For our template we used fresh leaves off of my lemon tree. After we pressed the leaf down softly with our palm we cut away excess clay leaving only the shape of the leaf. I passed out a variety of tools for the students to use to cut along the leaf. These included: wooden clay knives, toddler safe metal knives, and plastic palette knives. I found the plastic palette knives worked best.
As students cut out their leaf shape I had them save all the extra pieces in the corner of their tray for later.
I made home-made engraving tools with mini pencils, paper clips, and masking tape. I gave a little talk to all my classes about using this tool gently and not pressing too hard into the clay. Mark making in clay is instant and toddlers especially like to gouge deep because it’s so gratifying.
It’s nice to work with a small piece of fabric under the clay so that it doesn’t stick to the tray or table.. (note the palette knife still in this student’s left hand)
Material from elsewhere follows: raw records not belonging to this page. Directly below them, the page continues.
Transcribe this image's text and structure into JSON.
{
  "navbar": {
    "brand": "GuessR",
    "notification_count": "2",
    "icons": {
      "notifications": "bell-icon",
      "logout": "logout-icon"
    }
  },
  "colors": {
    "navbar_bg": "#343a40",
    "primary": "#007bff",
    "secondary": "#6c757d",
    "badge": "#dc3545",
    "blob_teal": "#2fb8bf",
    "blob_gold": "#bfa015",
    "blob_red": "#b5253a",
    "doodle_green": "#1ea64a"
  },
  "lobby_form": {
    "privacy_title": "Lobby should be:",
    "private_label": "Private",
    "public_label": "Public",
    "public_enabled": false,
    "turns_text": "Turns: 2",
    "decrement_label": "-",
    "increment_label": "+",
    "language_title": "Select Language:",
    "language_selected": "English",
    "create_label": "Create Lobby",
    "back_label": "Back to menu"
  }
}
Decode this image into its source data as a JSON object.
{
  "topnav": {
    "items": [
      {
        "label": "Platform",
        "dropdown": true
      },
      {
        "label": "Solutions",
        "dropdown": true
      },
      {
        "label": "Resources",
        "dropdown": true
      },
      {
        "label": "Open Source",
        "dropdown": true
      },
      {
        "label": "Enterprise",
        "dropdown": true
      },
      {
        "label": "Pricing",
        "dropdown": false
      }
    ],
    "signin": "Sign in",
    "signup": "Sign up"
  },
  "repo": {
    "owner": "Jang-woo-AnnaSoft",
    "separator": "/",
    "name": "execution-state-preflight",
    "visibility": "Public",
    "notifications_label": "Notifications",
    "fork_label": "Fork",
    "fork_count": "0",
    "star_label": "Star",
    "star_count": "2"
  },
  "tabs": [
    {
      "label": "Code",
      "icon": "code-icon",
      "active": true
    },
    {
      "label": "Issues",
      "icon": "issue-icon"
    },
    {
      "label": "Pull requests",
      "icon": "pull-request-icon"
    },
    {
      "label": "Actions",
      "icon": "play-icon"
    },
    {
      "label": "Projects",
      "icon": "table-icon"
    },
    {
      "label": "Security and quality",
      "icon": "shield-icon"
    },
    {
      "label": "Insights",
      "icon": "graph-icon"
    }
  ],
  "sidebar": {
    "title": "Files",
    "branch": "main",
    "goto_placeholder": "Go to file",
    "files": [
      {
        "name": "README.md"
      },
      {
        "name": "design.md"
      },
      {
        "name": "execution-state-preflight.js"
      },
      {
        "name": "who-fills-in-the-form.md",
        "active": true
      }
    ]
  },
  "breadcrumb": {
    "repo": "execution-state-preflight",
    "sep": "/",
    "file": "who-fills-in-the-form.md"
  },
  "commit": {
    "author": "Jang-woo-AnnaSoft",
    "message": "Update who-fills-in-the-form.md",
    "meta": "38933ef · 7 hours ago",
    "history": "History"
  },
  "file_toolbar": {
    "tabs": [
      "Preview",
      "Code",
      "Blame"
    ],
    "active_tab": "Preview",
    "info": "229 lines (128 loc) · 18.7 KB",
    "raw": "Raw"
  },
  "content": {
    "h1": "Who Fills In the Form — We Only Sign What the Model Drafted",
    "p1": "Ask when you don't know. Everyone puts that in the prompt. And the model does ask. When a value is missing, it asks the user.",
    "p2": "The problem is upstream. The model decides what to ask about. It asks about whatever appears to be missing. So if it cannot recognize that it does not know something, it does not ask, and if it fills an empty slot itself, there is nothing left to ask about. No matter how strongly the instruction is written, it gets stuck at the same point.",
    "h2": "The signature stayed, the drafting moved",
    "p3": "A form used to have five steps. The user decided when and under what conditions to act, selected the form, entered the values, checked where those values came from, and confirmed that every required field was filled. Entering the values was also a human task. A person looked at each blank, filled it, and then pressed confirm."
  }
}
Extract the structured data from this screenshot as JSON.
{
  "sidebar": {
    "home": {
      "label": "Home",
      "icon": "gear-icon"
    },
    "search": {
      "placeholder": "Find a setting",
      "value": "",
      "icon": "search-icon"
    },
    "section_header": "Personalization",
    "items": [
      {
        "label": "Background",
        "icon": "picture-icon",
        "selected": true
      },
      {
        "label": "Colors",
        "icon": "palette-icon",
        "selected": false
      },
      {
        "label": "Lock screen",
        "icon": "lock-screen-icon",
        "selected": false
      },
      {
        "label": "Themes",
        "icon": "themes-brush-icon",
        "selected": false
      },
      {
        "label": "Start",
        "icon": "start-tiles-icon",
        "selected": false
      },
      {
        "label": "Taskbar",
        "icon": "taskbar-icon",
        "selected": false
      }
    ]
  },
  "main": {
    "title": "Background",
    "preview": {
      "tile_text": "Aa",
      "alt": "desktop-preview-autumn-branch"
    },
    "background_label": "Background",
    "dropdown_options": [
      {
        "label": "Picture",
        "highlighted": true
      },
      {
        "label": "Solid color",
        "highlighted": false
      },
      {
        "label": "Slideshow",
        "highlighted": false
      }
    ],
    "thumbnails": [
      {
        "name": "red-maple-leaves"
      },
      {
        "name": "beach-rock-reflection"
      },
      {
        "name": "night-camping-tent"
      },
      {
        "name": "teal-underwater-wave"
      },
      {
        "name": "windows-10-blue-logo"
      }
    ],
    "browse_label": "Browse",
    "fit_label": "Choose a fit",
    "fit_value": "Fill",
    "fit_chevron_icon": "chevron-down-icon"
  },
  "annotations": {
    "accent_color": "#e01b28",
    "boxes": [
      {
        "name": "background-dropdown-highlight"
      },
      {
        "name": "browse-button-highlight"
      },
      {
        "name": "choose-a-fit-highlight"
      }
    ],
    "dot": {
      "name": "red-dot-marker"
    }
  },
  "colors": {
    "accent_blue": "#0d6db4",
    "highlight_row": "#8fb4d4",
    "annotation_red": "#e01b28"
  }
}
After carving in patterns and texture students were passed the tiniest bit of water to smooth the edges. I exampled dipping one finger into the cup and running my finger along the choppy edges to smooth away and roughness. The slippery sensation of water on clay is so enticing that many students naturally went from one finger to their whole hand and sometimes smoothed out the entire leaf.
For a fun curved look you gently fold the leaf over the edge of a bowl and let the clay dry in that position. We etched each child’s initials into the backside of the leaf.
No matter what age my students are it’s very important that their be a balance of experimentation time with guided instruction. Free play time with art materials fosters problem solving and critical thinking skills, fuels creativity, imagination and feels good!
Clay and water = slippery fun.
Part of the magic with clay is within the feeling of the material and part of it is in the magic of the tools.
After the clay dried for a week painted each leaf with Biocolor paint from Discount School Supply. Biocolor has a very smooth silky texture when wet. It dries quickly and the color stays vivid.
Some students were very productive with their clay creations. This is the work of a five year old student. You can see a combination of leaves and other imaginative creatures along with a pinch pot.
I love how students chose all the colors of the rainbow and didn’t stick to green!